LBCEI: Guidance to Get Funding and Resources
By Dianne Anderson
Time is closing in fast on CARES Act dollars that must be spent by December 30, leaving nonprofits and small businesses hoping for a federal extension to get them through the next leg of the pandemic.
Jeff Williams of the Long Beach Center for Economic Inclusion, said they have received one CARES Act grant that they’ve put into action.
They have applied for other grants that are Long Beach specific, and they are ready to roll, but it’s been slow.
“It’s December, we haven’t heard back from on some of these [grants], we applied last month,” he said. “Some came back quickly, obviously there’s a huge need. I’ve got three grants due in the next five days. The resources are falling, and there’s a time frame.”
As part of LBCEI’s food network, Williams is working with three churches. He said they are trying to push them to submit applications. They do good work, and could some of their money back.
The city puts out equitable bids and proposals, but Williams’ said it’s been hard for churches and small businesses struggling with basic business needs. They don’t have grantwriters to cope with the heavy paper and application requirements.
Without the extra help, it’s hard for them to compete for funding.
“We’ve done a lot serving businesses in those communities that are not supported by the business structures in the city,” said Williams, also formerly the director of Leadership Long Beach.
At the same time, he said LBCEI wants to help, but let businesses and nonprofits do what they do best – get food and resources out to the grassroots community. By helping facilitate connections, he said they are creating bigger opportunities.

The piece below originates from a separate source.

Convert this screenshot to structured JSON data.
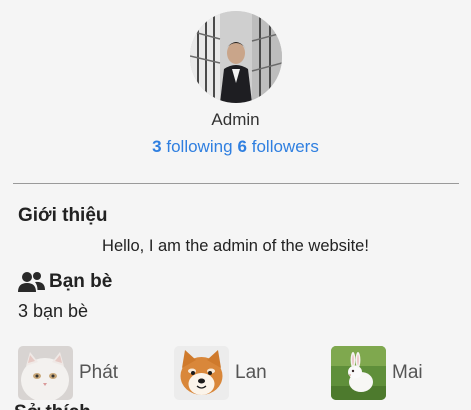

One project, an urban farm business in north Long Beach had been serving local restaurants, but with the right guidance and resources, they are now delivering food to home-bound seniors.
“We paid them to deliver their produce that was sitting there unused to the seniors. Everybody wins. The farm stays afloat, seniors get the food they need,” Williams said.
Out of necessity, he said they assist with a lot of food programs. LBCEI has 12 partners throughout the city serving thousands of families a week.
Their role is to help organizations with direction and resources to operate more efficiently.
“There’s no magic bullet that fixes everything, but I believe that collaboration and collective work is one of the best things organizations can do,” he said. “I can go out and get a grant to direct money where it would be hard for them to do it on their own.”
LBCEI, which started as the EveryoneIn initiative, serves underrepresented families, small businesses and low-income communities of North, Central and West Long Beach in areas of food security, small business support, economic resiliency, technology, workforce and youth development.
Darick Simpson, who is soon transitioning off the LBCEI board, commended Williams for his work as president of the Foundation.
Simpson, a long time community advocate, has served as executive director of Long Beach Community Action Partnership, and currently President of the Miller Foundation.
He sees the greatest challenge is meeting the overwhelming need, not just in the community, but for those trying to survive while providing services to their community.
Since last year, Simpson and several others took interim positions on LBCEI transitional board to develop planning strategies, including a strong focus on services in the Ninth District where demand is high.
He said that Councilman Rex Richardson, who launched LBCEI, has been a progressive force with redevelopment and other creative initiatives, especially attentive to the needs and concerns of the community.
“It was built on that foundation to the point of creating this entity and getting public and private sector support financially to establish the nonprofit LBCEI,” Simpson said.
Small businesses or nonprofits come to LBCEI for money or guidance to interact with the city or service providers in receiving resources. They get the basic help and direction they need, and then take it from there.
But as CARES Act funding from the city has been delayed in recent months, Simpson is concerned about the short window to expend those funds.
He said federal funding can be a blessing or a curse when it comes down to local entities, such as a city. If funds aren’t implemented according to guidelines, it could be considered “disallowable costs” and funds would have to be returned to the federal government.
Layers of protocol can be overwhelming at the administrative level to get the money out, making it difficult for smaller businesses and nonprofits to be successful.
“Unfortunately, if they were to administer those funds and not do it properly you run the risk of disallowable costs, which means that you have to pay it back,” he said.
Right now, it is a funding frenzy during a critical time.
“For some, that’s going to be a challenge. All of a sudden you have to run a couple of hundred miles in a few weeks of what would normally take a few months,” he said.
For more information, see https://www.lbcei.org/inthistogether/
For those that want to learn more about applying for funds, see